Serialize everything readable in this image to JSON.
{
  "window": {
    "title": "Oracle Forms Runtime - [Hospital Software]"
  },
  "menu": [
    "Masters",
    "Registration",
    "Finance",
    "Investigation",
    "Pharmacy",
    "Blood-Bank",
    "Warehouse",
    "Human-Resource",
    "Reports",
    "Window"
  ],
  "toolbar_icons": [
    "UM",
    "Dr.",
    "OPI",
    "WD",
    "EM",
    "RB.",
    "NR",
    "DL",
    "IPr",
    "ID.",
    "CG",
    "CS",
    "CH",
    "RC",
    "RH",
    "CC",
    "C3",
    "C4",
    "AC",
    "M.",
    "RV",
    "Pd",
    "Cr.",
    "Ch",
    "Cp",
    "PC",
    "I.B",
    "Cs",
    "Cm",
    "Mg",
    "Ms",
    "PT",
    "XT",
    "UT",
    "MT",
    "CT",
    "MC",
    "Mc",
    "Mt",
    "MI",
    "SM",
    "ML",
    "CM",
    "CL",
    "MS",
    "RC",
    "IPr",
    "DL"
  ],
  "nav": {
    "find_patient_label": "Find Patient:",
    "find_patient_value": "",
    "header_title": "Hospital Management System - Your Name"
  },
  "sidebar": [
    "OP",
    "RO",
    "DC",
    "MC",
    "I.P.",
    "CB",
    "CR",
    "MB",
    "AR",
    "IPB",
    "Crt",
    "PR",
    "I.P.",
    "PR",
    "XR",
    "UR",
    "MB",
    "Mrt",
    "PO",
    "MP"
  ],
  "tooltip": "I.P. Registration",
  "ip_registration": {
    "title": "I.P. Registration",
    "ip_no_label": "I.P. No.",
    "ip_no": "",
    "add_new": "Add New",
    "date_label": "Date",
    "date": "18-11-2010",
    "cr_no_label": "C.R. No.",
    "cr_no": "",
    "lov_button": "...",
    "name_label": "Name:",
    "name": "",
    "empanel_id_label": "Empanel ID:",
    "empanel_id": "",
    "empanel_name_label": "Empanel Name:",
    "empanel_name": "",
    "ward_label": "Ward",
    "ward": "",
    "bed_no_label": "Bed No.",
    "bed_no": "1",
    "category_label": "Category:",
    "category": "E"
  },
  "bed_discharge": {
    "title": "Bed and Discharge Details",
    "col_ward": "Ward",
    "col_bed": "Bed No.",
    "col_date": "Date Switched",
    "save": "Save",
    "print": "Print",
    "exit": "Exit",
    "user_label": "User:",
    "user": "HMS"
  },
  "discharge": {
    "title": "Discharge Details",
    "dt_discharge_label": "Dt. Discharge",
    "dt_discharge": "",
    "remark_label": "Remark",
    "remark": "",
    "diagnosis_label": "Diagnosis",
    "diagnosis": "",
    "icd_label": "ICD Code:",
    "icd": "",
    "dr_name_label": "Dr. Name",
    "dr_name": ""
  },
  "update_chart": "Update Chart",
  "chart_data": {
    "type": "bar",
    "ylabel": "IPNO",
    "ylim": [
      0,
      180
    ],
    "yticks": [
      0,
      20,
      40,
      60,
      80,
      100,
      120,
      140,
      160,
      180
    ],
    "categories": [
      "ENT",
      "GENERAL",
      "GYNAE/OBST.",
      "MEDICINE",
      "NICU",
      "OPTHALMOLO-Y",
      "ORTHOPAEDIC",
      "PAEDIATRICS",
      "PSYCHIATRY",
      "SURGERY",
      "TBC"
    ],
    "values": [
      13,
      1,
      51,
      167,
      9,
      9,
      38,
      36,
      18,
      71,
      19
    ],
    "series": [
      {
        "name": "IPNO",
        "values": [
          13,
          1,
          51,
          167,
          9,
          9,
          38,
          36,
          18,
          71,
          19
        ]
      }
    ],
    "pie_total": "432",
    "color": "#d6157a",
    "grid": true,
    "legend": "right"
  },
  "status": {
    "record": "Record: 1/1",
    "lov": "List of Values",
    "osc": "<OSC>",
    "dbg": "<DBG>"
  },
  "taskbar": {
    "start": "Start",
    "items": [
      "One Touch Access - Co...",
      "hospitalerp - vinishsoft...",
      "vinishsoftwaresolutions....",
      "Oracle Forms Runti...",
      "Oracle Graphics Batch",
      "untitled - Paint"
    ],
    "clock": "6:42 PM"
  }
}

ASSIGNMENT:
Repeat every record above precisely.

RESULT BELOW:
Serialize everything readable in this image to JSON.
{
  "window": {
    "title": "Oracle Forms Runtime - [Hospital Software]"
  },
  "menu": [
    "Masters",
    "Registration",
    "Finance",
    "Investigation",
    "Pharmacy",
    "Blood-Bank",
    "Warehouse",
    "Human-Resource",
    "Reports",
    "Window"
  ],
  "toolbar_icons": [
    "UM",
    "Dr.",
    "OPI",
    "WD",
    "EM",
    "RB.",
    "NR",
    "DL",
    "IPr",
    "ID.",
    "CG",
    "CS",
    "CH",
    "RC",
    "RH",
    "CC",
    "C3",
    "C4",
    "AC",
    "M.",
    "RV",
    "Pd",
    "Cr.",
    "Ch",
    "Cp",
    "PC",
    "I.B",
    "Cs",
    "Cm",
    "Mg",
    "Ms",
    "PT",
    "XT",
    "UT",
    "MT",
    "CT",
    "MC",
    "Mc",
    "Mt",
    "MI",
    "SM",
    "ML",
    "CM",
    "CL",
    "MS",
    "RC",
    "IPr",
    "DL"
  ],
  "nav": {
    "find_patient_label": "Find Patient:",
    "find_patient_value": "",
    "header_title": "Hospital Management System - Your Name"
  },
  "sidebar": [
    "OP",
    "RO",
    "DC",
    "MC",
    "I.P.",
    "CB",
    "CR",
    "MB",
    "AR",
    "IPB",
    "Crt",
    "PR",
    "I.P.",
    "PR",
    "XR",
    "UR",
    "MB",
    "Mrt",
    "PO",
    "MP"
  ],
  "tooltip": "I.P. Registration",
  "ip_registration": {
    "title": "I.P. Registration",
    "ip_no_label": "I.P. No.",
    "ip_no": "",
    "add_new": "Add New",
    "date_label": "Date",
    "date": "18-11-2010",
    "cr_no_label": "C.R. No.",
    "cr_no": "",
    "lov_button": "...",
    "name_label": "Name:",
    "name": "",
    "empanel_id_label": "Empanel ID:",
    "empanel_id": "",
    "empanel_name_label": "Empanel Name:",
    "empanel_name": "",
    "ward_label": "Ward",
    "ward": "",
    "bed_no_label": "Bed No.",
    "bed_no": "1",
    "category_label": "Category:",
    "category": "E"
  },
  "bed_discharge": {
    "title": "Bed and Discharge Details",
    "col_ward": "Ward",
    "col_bed": "Bed No.",
    "col_date": "Date Switched",
    "save": "Save",
    "print": "Print",
    "exit": "Exit",
    "user_label": "User:",
    "user": "HMS"
  },
  "discharge": {
    "title": "Discharge Details",
    "dt_discharge_label": "Dt. Discharge",
    "dt_discharge": "",
    "remark_label": "Remark",
    "remark": "",
    "diagnosis_label": "Diagnosis",
    "diagnosis": "",
    "icd_label": "ICD Code:",
    "icd": "",
    "dr_name_label": "Dr. Name",
    "dr_name": ""
  },
  "update_chart": "Update Chart",
  "chart_data": {
    "type": "bar",
    "ylabel": "IPNO",
    "ylim": [
      0,
      180
    ],
    "yticks": [
      0,
      20,
      40,
      60,
      80,
      100,
      120,
      140,
      160,
      180
    ],
    "categories": [
      "ENT",
      "GENERAL",
      "GYNAE/OBST.",
      "MEDICINE",
      "NICU",
      "OPTHALMOLO-Y",
      "ORTHOPAEDIC",
      "PAEDIATRICS",
      "PSYCHIATRY",
      "SURGERY",
      "TBC"
    ],
    "values": [
      13,
      1,
      51,
      167,
      9,
      9,
      38,
      36,
      18,
      71,
      19
    ],
    "series": [
      {
        "name": "IPNO",
        "values": [
          13,
          1,
          51,
          167,
          9,
          9,
          38,
          36,
          18,
          71,
          19
        ]
      }
    ],
    "pie_total": "432",
    "color": "#d6157a",
    "grid": true,
    "legend": "right"
  },
  "status": {
    "record": "Record: 1/1",
    "lov": "List of Values",
    "osc": "<OSC>",
    "dbg": "<DBG>"
  },
  "taskbar": {
    "start": "Start",
    "items": [
      "One Touch Access - Co...",
      "hospitalerp - vinishsoft...",
      "vinishsoftwaresolutions....",
      "Oracle Forms Runti...",
      "Oracle Graphics Batch",
      "untitled - Paint"
    ],
    "clock": "6:42 PM"
  }
}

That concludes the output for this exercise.